== Segment start ==
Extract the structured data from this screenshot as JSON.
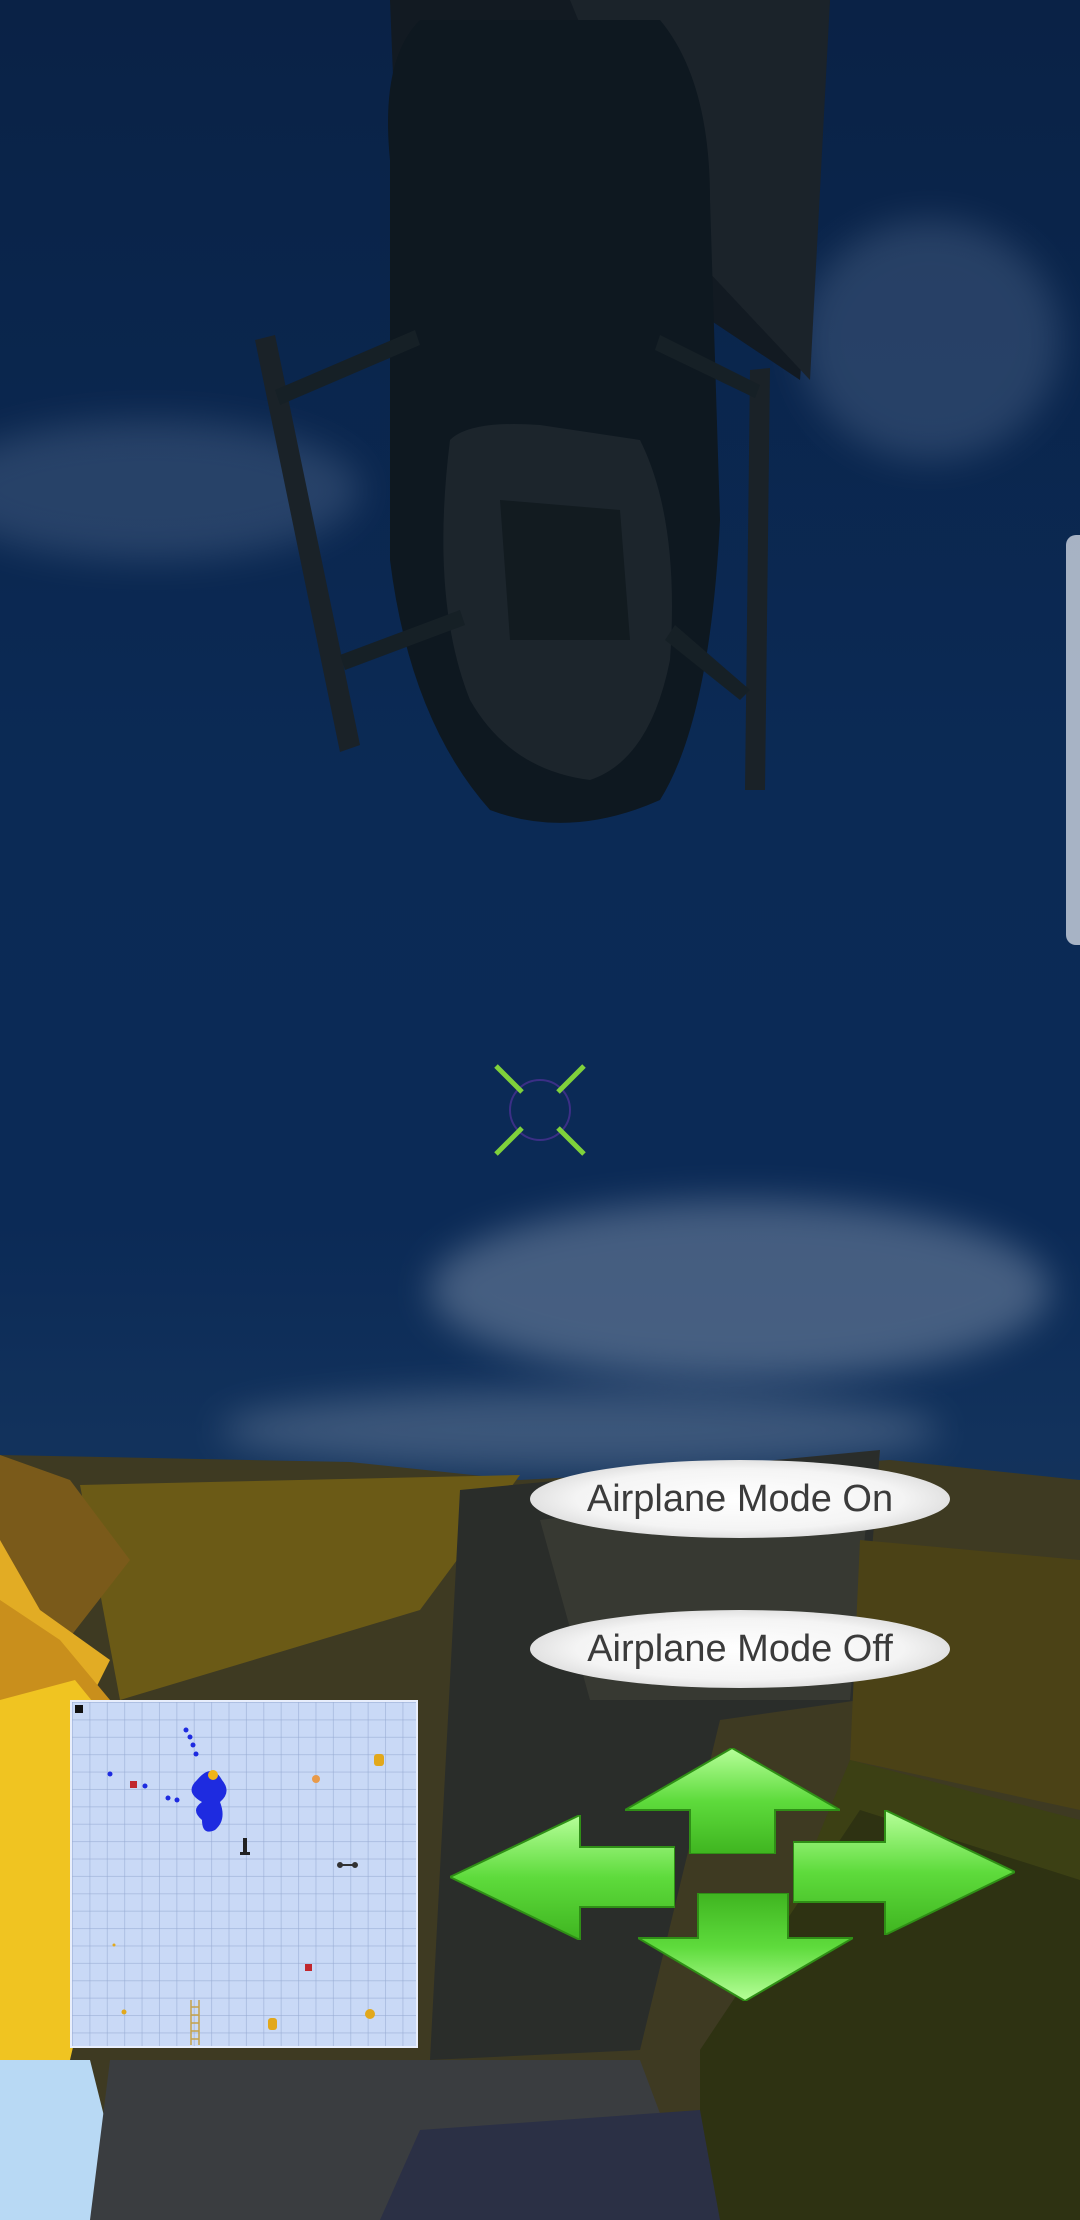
{
  "hud": {
    "airplane_mode_on": "Airplane Mode On",
    "airplane_mode_off": "Airplane Mode Off"
  },
  "icons": {
    "crosshair": "crosshair-icon",
    "arrow_up": "arrow-up-icon",
    "arrow_down": "arrow-down-icon",
    "arrow_left": "arrow-left-icon",
    "arrow_right": "arrow-right-icon"
  },
  "colors": {
    "arrow_green": "#5edb3c",
    "crosshair_green": "#7fd13b",
    "minimap_bg": "#c9d9f6",
    "player_blue": "#1e2be0"
  }
}
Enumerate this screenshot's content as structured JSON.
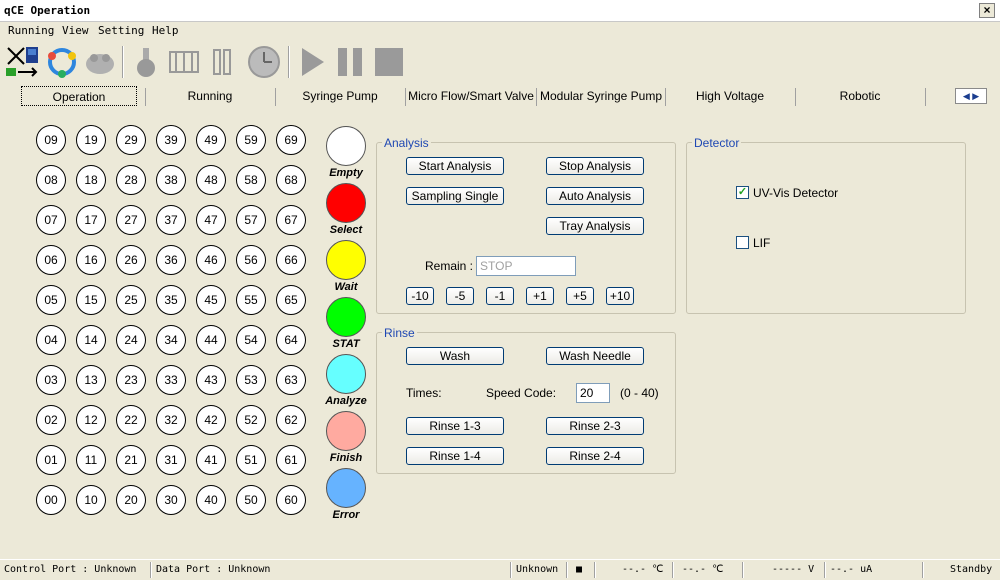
{
  "window": {
    "title": "qCE Operation",
    "close": "×"
  },
  "menu": [
    "Running",
    "View",
    "Setting",
    "Help"
  ],
  "toolbar": [
    "connect-icon",
    "refresh-icon",
    "robot-icon",
    "flask-icon",
    "valve-icon",
    "syringe-icon",
    "clock-icon",
    "play-icon",
    "pause-icon",
    "stop-icon"
  ],
  "tabs": [
    "Operation",
    "Running",
    "Syringe Pump",
    "Micro Flow/Smart Valve",
    "Modular Syringe Pump",
    "High Voltage",
    "Robotic"
  ],
  "tab_scroll": {
    "left": "◀",
    "right": "▶"
  },
  "tray": {
    "columns": [
      [
        "09",
        "08",
        "07",
        "06",
        "05",
        "04",
        "03",
        "02",
        "01",
        "00"
      ],
      [
        "19",
        "18",
        "17",
        "16",
        "15",
        "14",
        "13",
        "12",
        "11",
        "10"
      ],
      [
        "29",
        "28",
        "27",
        "26",
        "25",
        "24",
        "23",
        "22",
        "21",
        "20"
      ],
      [
        "39",
        "38",
        "37",
        "36",
        "35",
        "34",
        "33",
        "32",
        "31",
        "30"
      ],
      [
        "49",
        "48",
        "47",
        "46",
        "45",
        "44",
        "43",
        "42",
        "41",
        "40"
      ],
      [
        "59",
        "58",
        "57",
        "56",
        "55",
        "54",
        "53",
        "52",
        "51",
        "50"
      ],
      [
        "69",
        "68",
        "67",
        "66",
        "65",
        "64",
        "63",
        "62",
        "61",
        "60"
      ]
    ]
  },
  "legend": [
    {
      "label": "Empty",
      "color": "#FFFFFF"
    },
    {
      "label": "Select",
      "color": "#FF0000"
    },
    {
      "label": "Wait",
      "color": "#FFFF00"
    },
    {
      "label": "STAT",
      "color": "#00FF00"
    },
    {
      "label": "Analyze",
      "color": "#66FFFF"
    },
    {
      "label": "Finish",
      "color": "#FFAAA0"
    },
    {
      "label": "Error",
      "color": "#66B3FF"
    }
  ],
  "analysis": {
    "title": "Analysis",
    "start": "Start Analysis",
    "stop": "Stop Analysis",
    "sampling_single": "Sampling Single",
    "auto": "Auto Analysis",
    "tray": "Tray Analysis",
    "remain_label": "Remain :",
    "remain_value": "STOP",
    "steps": [
      "-10",
      "-5",
      "-1",
      "+1",
      "+5",
      "+10"
    ]
  },
  "rinse": {
    "title": "Rinse",
    "wash": "Wash",
    "wash_needle": "Wash Needle",
    "times_label": "Times:",
    "speed_label": "Speed Code:",
    "speed_value": "20",
    "speed_range": "(0 - 40)",
    "rinse13": "Rinse 1-3",
    "rinse23": "Rinse 2-3",
    "rinse14": "Rinse 1-4",
    "rinse24": "Rinse 2-4"
  },
  "detector": {
    "title": "Detector",
    "uvvis": "UV-Vis Detector",
    "uvvis_checked": true,
    "lif": "LIF",
    "lif_checked": false
  },
  "status": {
    "control_port": "Control Port : Unknown",
    "data_port": "Data Port : Unknown",
    "unknown": "Unknown",
    "indicator": "■",
    "temp1": "--.- ℃",
    "temp2": "--.- ℃",
    "voltage": "----- V",
    "current": "--.- uA",
    "state": "Standby"
  }
}
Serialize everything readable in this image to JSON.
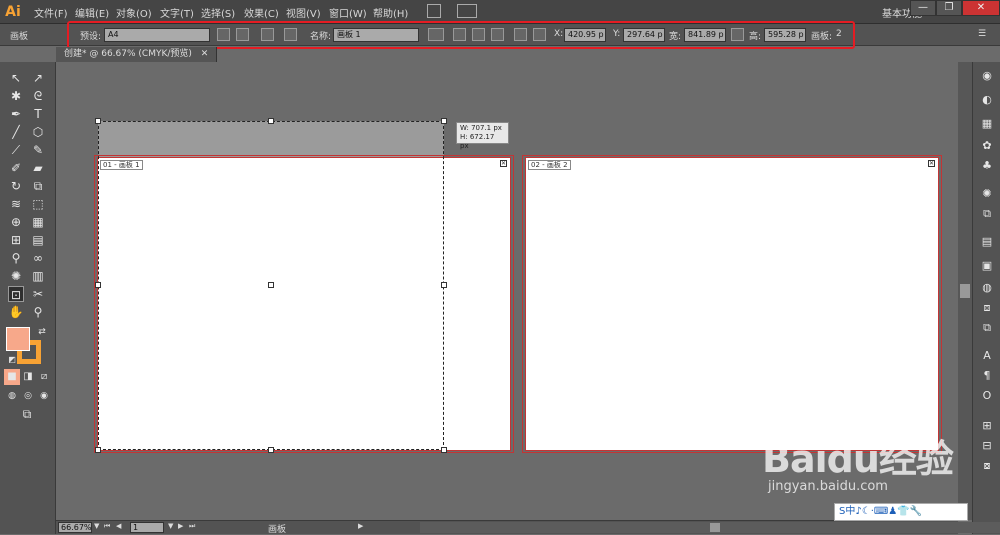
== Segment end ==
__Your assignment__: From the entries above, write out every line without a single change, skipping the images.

__Response for this exercise__:
Extract the structured data from this screenshot as JSON.
{
  "hud": {
    "airplane_mode_on": "Airplane Mode On",
    "airplane_mode_off": "Airplane Mode Off"
  },
  "icons": {
    "crosshair": "crosshair-icon",
    "arrow_up": "arrow-up-icon",
    "arrow_down": "arrow-down-icon",
    "arrow_left": "arrow-left-icon",
    "arrow_right": "arrow-right-icon"
  },
  "colors": {
    "arrow_green": "#5edb3c",
    "crosshair_green": "#7fd13b",
    "minimap_bg": "#c9d9f6",
    "player_blue": "#1e2be0"
  }
}
Enumerate this screenshot's content as structured JSON.
{
  "window": {
    "title": "qCE Operation",
    "close": "×"
  },
  "menu": [
    "Running",
    "View",
    "Setting",
    "Help"
  ],
  "toolbar": [
    "connect-icon",
    "refresh-icon",
    "robot-icon",
    "flask-icon",
    "valve-icon",
    "syringe-icon",
    "clock-icon",
    "play-icon",
    "pause-icon",
    "stop-icon"
  ],
  "tabs": [
    "Operation",
    "Running",
    "Syringe Pump",
    "Micro Flow/Smart Valve",
    "Modular Syringe Pump",
    "High Voltage",
    "Robotic"
  ],
  "tab_scroll": {
    "left": "◀",
    "right": "▶"
  },
  "tray": {
    "columns": [
      [
        "09",
        "08",
        "07",
        "06",
        "05",
        "04",
        "03",
        "02",
        "01",
        "00"
      ],
      [
        "19",
        "18",
        "17",
        "16",
        "15",
        "14",
        "13",
        "12",
        "11",
        "10"
      ],
      [
        "29",
        "28",
        "27",
        "26",
        "25",
        "24",
        "23",
        "22",
        "21",
        "20"
      ],
      [
        "39",
        "38",
        "37",
        "36",
        "35",
        "34",
        "33",
        "32",
        "31",
        "30"
      ],
      [
        "49",
        "48",
        "47",
        "46",
        "45",
        "44",
        "43",
        "42",
        "41",
        "40"
      ],
      [
        "59",
        "58",
        "57",
        "56",
        "55",
        "54",
        "53",
        "52",
        "51",
        "50"
      ],
      [
        "69",
        "68",
        "67",
        "66",
        "65",
        "64",
        "63",
        "62",
        "61",
        "60"
      ]
    ]
  },
  "legend": [
    {
      "label": "Empty",
      "color": "#FFFFFF"
    },
    {
      "label": "Select",
      "color": "#FF0000"
    },
    {
      "label": "Wait",
      "color": "#FFFF00"
    },
    {
      "label": "STAT",
      "color": "#00FF00"
    },
    {
      "label": "Analyze",
      "color": "#66FFFF"
    },
    {
      "label": "Finish",
      "color": "#FFAAA0"
    },
    {
      "label": "Error",
      "color": "#66B3FF"
    }
  ],
  "analysis": {
    "title": "Analysis",
    "start": "Start Analysis",
    "stop": "Stop Analysis",
    "sampling_single": "Sampling Single",
    "auto": "Auto Analysis",
    "tray": "Tray Analysis",
    "remain_label": "Remain :",
    "remain_value": "STOP",
    "steps": [
      "-10",
      "-5",
      "-1",
      "+1",
      "+5",
      "+10"
    ]
  },
  "rinse": {
    "title": "Rinse",
    "wash": "Wash",
    "wash_needle": "Wash Needle",
    "times_label": "Times:",
    "speed_label": "Speed Code:",
    "speed_value": "20",
    "speed_range": "(0 - 40)",
    "rinse13": "Rinse 1-3",
    "rinse23": "Rinse 2-3",
    "rinse14": "Rinse 1-4",
    "rinse24": "Rinse 2-4"
  },
  "detector": {
    "title": "Detector",
    "uvvis": "UV-Vis Detector",
    "uvvis_checked": true,
    "lif": "LIF",
    "lif_checked": false
  },
  "status": {
    "control_port": "Control Port : Unknown",
    "data_port": "Data Port : Unknown",
    "unknown": "Unknown",
    "indicator": "■",
    "temp1": "--.- ℃",
    "temp2": "--.- ℃",
    "voltage": "----- V",
    "current": "--.- uA",
    "state": "Standby"
  }
}
Serialize everything readable in this image to JSON.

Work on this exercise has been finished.